From the Paper:"Payne reviews the antecedents of modern fascism and finds these in the "corporatist" movement, a movement which sought to combined social orders under an authoritarian government working closely with business cartels, in reaction to chaotic individualism.(23-24 ) It was also a reaction to the splintered state of many democratic movements (25-26), and a neomonarchist movement (27-29), and a support movement for imperialist policies. (29-31) All of these forces converged at a time of terrible cultural crisis as the First World War tore Europe and European sensibilities to pieces. In the psychological void that followed, many people found comfort in the simplicity of authoritarian answer."
Cite this Book Review:
A Review of Fascism (2008, February 25) Retrieved August 19, 2019, from https://www.academon.com/book-review/a-review-of-fascism-101343/
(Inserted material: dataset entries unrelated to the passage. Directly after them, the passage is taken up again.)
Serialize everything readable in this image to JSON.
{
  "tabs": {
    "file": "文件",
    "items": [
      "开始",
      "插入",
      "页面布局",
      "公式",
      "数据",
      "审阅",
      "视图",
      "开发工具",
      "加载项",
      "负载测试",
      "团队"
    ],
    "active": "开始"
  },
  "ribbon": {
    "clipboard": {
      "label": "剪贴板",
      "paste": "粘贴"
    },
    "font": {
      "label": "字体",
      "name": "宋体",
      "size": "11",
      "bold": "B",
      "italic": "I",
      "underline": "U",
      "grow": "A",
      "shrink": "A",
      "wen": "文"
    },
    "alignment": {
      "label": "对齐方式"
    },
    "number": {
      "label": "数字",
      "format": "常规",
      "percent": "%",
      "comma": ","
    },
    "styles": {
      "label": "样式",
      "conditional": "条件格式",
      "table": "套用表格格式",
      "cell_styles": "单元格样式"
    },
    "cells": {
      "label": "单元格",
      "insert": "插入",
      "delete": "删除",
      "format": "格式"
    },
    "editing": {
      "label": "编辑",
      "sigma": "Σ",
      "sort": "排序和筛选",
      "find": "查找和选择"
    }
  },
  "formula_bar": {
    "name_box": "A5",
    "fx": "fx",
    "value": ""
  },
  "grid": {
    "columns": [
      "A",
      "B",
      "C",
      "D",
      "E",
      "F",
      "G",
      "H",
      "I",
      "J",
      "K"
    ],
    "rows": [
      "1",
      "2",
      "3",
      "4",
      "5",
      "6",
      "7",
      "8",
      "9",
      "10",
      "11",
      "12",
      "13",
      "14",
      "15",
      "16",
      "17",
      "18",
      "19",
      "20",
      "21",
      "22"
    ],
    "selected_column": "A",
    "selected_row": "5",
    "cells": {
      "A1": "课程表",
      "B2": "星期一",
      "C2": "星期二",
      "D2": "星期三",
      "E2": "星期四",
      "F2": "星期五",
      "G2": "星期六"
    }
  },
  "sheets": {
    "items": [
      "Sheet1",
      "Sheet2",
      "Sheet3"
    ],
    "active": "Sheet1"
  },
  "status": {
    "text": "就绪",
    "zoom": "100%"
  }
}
"A Review of Fascism" 25 February 2008. Web. 19 August. 2019. <https://www.academon.com/book-review/a-review-of-fascism-101343/>